Data shown Start Marker
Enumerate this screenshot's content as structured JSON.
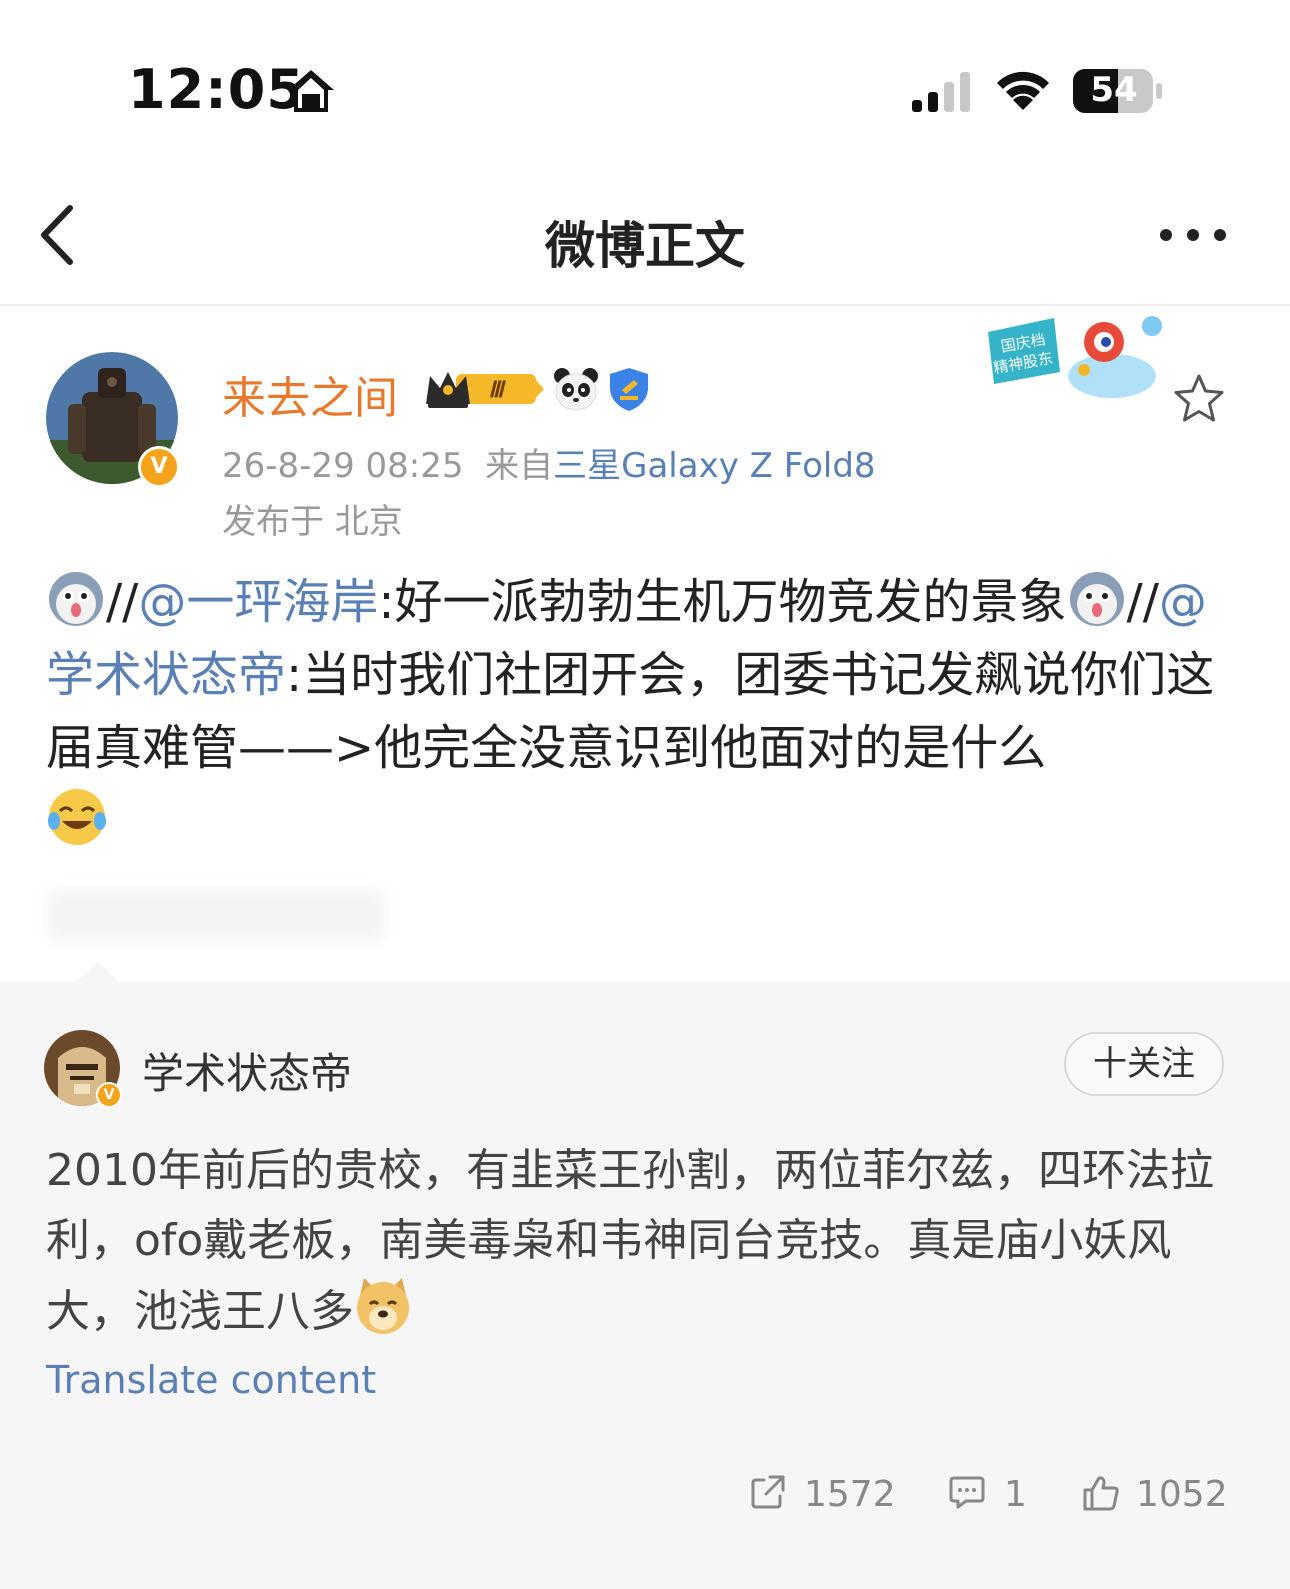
{
  "status_bar": {
    "time": "12:05",
    "battery": "54",
    "icons": [
      "home-icon",
      "signal-icon",
      "wifi-icon",
      "battery-icon"
    ]
  },
  "nav": {
    "title": "微博正文",
    "back_icon": "chevron-left-icon",
    "more_icon": "more-icon"
  },
  "post": {
    "author": {
      "name": "来去之间",
      "verified": "V",
      "badges": [
        "crown-badge",
        "panda-icon",
        "shield-icon"
      ],
      "crown_level": "Ⅲ"
    },
    "time": "26-8-29 08:25",
    "source_prefix": "来自",
    "source": "三星Galaxy Z Fold8",
    "location": "发布于 北京",
    "promo_sticker": {
      "line1": "国庆档",
      "line2": "精神股东"
    },
    "body": {
      "seg1": "//",
      "mention1": "@一玶海岸",
      "seg2": ":好一派勃勃生机万物竞发的景象",
      "seg3": "//",
      "mention2": "@学术状态帝",
      "seg4": ":当时我们社团开会，团委书记发飙说你们这届真难管——>他完全没意识到他面对的是什么"
    }
  },
  "retweet": {
    "author": "学术状态帝",
    "verified": "V",
    "follow_label": "十关注",
    "body": "2010年前后的贵校，有韭菜王孙割，两位菲尔兹，四环法拉利，ofo戴老板，南美毒枭和韦神同台竞技。真是庙小妖风大，池浅王八多",
    "translate": "Translate content",
    "actions": {
      "share_count": "1572",
      "comment_count": "1",
      "like_count": "1052"
    }
  },
  "colors": {
    "author_name": "#e8782b",
    "link": "#5a7fb4",
    "meta": "#999999",
    "retweet_bg": "#f6f6f6"
  }
}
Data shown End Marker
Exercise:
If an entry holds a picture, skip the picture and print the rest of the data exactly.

Exercise result:
Enumerate this screenshot's content as structured JSON.
{
  "status_bar": {
    "time": "12:05",
    "battery": "54",
    "icons": [
      "home-icon",
      "signal-icon",
      "wifi-icon",
      "battery-icon"
    ]
  },
  "nav": {
    "title": "微博正文",
    "back_icon": "chevron-left-icon",
    "more_icon": "more-icon"
  },
  "post": {
    "author": {
      "name": "来去之间",
      "verified": "V",
      "badges": [
        "crown-badge",
        "panda-icon",
        "shield-icon"
      ],
      "crown_level": "Ⅲ"
    },
    "time": "26-8-29 08:25",
    "source_prefix": "来自",
    "source": "三星Galaxy Z Fold8",
    "location": "发布于 北京",
    "promo_sticker": {
      "line1": "国庆档",
      "line2": "精神股东"
    },
    "body": {
      "seg1": "//",
      "mention1": "@一玶海岸",
      "seg2": ":好一派勃勃生机万物竞发的景象",
      "seg3": "//",
      "mention2": "@学术状态帝",
      "seg4": ":当时我们社团开会，团委书记发飙说你们这届真难管——>他完全没意识到他面对的是什么"
    }
  },
  "retweet": {
    "author": "学术状态帝",
    "verified": "V",
    "follow_label": "十关注",
    "body": "2010年前后的贵校，有韭菜王孙割，两位菲尔兹，四环法拉利，ofo戴老板，南美毒枭和韦神同台竞技。真是庙小妖风大，池浅王八多",
    "translate": "Translate content",
    "actions": {
      "share_count": "1572",
      "comment_count": "1",
      "like_count": "1052"
    }
  },
  "colors": {
    "author_name": "#e8782b",
    "link": "#5a7fb4",
    "meta": "#999999",
    "retweet_bg": "#f6f6f6"
  }
}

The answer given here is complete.